Over the July 4th weekend, First Lady Michelle Obama was interviewed by the Military Times in recognition of New York becoming the 50th state to enact legislation addressing license portability for military spouses. As part of the interview, the First Lady shared the story of Katherine Goyette, an MSJDN member and Army spouse practicing as a Deputy District Attorney in Colorado. Katherine’s story highlights the need for attention on this issue and demonstrates the success of these common sense solutions to support military families.

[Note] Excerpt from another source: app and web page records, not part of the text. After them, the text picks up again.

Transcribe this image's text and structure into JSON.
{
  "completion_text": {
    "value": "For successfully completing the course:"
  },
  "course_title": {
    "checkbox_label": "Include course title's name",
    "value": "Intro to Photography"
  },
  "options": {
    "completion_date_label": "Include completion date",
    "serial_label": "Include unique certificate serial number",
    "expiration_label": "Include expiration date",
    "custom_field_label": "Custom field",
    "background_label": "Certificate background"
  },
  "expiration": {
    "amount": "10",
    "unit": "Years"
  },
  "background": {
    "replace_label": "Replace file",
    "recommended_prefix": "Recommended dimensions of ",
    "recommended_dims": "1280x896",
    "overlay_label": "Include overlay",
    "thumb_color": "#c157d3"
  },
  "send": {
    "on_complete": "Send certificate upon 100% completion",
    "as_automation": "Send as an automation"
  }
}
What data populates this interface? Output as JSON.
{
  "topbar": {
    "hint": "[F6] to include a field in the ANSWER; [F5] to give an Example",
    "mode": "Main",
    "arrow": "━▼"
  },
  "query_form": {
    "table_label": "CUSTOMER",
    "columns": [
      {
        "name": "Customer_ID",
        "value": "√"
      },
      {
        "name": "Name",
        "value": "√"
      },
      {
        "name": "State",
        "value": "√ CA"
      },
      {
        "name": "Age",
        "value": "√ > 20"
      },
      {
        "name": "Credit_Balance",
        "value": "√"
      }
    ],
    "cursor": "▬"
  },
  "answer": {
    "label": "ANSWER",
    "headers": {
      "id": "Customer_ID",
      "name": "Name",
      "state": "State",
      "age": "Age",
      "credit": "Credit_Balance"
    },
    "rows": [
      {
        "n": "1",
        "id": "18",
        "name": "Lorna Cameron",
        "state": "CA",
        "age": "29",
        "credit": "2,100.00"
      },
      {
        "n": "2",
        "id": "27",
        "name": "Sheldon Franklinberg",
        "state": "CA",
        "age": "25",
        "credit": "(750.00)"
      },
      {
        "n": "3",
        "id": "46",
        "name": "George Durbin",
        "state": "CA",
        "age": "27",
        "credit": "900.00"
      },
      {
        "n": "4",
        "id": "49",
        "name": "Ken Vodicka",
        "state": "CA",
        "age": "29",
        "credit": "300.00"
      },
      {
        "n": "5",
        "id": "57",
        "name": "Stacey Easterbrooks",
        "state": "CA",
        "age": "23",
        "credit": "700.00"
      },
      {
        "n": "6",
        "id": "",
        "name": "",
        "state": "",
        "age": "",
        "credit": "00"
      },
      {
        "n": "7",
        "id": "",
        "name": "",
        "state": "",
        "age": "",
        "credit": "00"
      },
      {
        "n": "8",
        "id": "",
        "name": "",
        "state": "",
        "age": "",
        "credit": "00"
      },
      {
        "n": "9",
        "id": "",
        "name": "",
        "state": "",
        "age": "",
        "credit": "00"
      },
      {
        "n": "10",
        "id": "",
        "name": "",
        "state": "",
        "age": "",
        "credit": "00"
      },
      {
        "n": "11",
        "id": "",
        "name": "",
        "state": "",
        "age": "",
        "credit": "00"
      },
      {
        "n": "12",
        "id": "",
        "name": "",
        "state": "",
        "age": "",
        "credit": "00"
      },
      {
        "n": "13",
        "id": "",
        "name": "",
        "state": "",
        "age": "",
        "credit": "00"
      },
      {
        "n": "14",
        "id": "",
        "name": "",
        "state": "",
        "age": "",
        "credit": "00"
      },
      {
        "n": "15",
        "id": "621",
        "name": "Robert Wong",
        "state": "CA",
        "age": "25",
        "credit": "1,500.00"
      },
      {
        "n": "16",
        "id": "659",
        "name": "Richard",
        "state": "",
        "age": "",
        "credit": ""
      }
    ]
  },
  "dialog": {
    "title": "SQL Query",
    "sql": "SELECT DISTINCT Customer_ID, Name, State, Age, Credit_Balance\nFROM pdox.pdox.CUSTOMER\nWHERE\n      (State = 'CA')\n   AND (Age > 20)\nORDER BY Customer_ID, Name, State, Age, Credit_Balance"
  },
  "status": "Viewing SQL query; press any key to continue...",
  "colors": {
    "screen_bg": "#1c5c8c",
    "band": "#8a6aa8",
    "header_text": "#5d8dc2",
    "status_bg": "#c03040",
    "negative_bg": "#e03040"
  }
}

Thanks to the Colorado military spouse attorney licensing rule, Katherine didn’t have to remain in Kansas to continue her career – she was able to relocate to Colorado Springs with her husband and find meaningful employment without the repeated costs, delays, and burdens associated with yet another bar exam. MSJDN is thankful for the leadership of Colorado’s legal community resulting in this rule that has already made a powerful impact on military families just two years following its enactment.
As the First Lady (also an attorney!) shared, only three states allowed military spouses to transfer their professional licenses when she and Dr. Biden formed the Joining Forces initiative to better support military families. As of last week, all 50 states have worked to streamline military spouse licensing through legislative fixes. MSJDN joins in the celebration of this monumental milestone and the relief it brings to military spouses across the country. We are extremely grateful to the First Lady and Dr. Biden for their drive and passion to pursue this issue impacting so many military families.
However, as recognized by Mrs. Obama in the Military Times article, “we know that there are still plenty of gaps and challenges that we need to work on, so as far as I’m concerned, our work here definitely isn’t finished.” MSJDN members know that attorneys are generally excluded from legislation regarding licensing, as attorney licensing is typically overseen by the state’s Supreme Court. While MSJDN has made significant headway on this issue, guiding 19 jurisdictions to adopt military spouse attorney licensing accommodations to date, our State Licensing team continues to advocate in Connecticut, Georgia, Kansas, West Virginia, and other states without rules in place.
While the existing legislation may not benefit MSJDN members, national attention on this issue is critical. We celebrate the success of Joining Forces as we continue to work together to remove barriers for military spouses and increase financial stability for military families.
— The First Lady (@FLOTUS) July 2, 2016